I think tens of thousands of tourists come to the Big Island specifically to see this. It's the only place on da planet where new land is being created. As we trudged our way toward the flows, a lot of what we walked over was anywhere from a few hours to several days old. Most people never walk on any type of earth, given the concrete jungle that we live in. So to walk on new earth, and then to witness new earth being born is amazing. All of us watched this flow for what seemed like an eternity.

Then we hike another quarter mile and see this:

How often do we see ocean water combat red hot lava? It's like two opposites hashing it out, making brand new land. Land that someday, if we humans are still around, an agent will sell. To think we can own that is stupid, but oh well.

For me, I've always loved the creation of art. When I hike through San Francisco, I love watching street performers. They're creating art right in front of our eyes. I think that's why we love certain reality shows like American Idol, or theater, or live music, or even Cirque du Solei. We want to live in the moment, but when it comes to our own lives, we don't. So we succumb to something like cooking shows because they're not only taking risks by being in a competition, but they're creating something new, something from nothing. It's pretty amazing stuff. My vice is Design Star on the HGTV channel.

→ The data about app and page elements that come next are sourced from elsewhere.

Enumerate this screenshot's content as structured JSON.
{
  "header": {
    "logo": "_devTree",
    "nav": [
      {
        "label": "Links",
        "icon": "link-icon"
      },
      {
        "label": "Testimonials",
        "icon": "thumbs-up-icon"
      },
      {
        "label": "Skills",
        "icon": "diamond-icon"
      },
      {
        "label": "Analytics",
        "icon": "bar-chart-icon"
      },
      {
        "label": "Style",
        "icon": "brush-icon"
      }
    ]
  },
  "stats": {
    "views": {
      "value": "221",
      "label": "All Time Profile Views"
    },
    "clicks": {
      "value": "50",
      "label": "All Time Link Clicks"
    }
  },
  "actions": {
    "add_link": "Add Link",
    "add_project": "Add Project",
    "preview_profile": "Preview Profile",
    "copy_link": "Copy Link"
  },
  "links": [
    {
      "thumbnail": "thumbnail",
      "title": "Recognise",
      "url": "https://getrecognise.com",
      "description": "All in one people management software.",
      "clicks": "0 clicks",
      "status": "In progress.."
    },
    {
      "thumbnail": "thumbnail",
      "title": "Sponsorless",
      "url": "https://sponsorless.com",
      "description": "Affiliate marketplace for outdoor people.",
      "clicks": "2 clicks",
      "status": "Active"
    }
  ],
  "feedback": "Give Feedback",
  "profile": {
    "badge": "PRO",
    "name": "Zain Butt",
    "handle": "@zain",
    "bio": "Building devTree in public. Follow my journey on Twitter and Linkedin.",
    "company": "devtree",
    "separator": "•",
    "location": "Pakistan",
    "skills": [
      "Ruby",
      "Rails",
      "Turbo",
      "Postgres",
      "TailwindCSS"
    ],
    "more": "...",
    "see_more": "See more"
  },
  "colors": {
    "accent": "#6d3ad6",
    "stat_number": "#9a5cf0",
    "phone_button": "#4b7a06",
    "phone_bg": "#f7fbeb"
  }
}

Back to the flows. I'm not sure I'll be back. It's quite an effort to get there. I'll never forget it because I have pictures. And because the experience of getting there, seeing something like that, then not wanting to leave, but we do, is a cool experience to be had, much like being in da Hawaiian Islands.

One funny story: The ranger said if we needed to pee, we should let him know. He doesn't want to lose a tourist and have that reputation fowl our time here. As it happened, I needed to go and headed over a small hill. This way, I'll get privacy, not that anyone would shine a light to watch me pee, and hope its far enough away where the smell of pee won't reach the rest of the group. As I peed, the sound of sizzle on the hot rock startle me. It's not a normal thing for me to pee and here sizzling. Then the smell of urine punches my nostrils. Whoa. Have you ever walked by an alleyway and realize people use that alleyway to pee in? Now multiply that by a thousand, add heat, mugginess, and downwind. Yuck.

My characters who are both warriors and hunters understand that concept of downwind. I apparently do not. Worse was when I trekked back to my group, that downwind blew toward us and carried with it my boiled pee, fowling that area. Live and learn.

One suggestion if you do go to the lava flows. Do wear pants. We almost made it out when two people fell. One man fell on his hand and cut his palm open. Another woman fell on her shin, but she wore leggings. Rolling her leggings back revealed she suffered some deep bruising in its early stages and several cuts. Ouchy.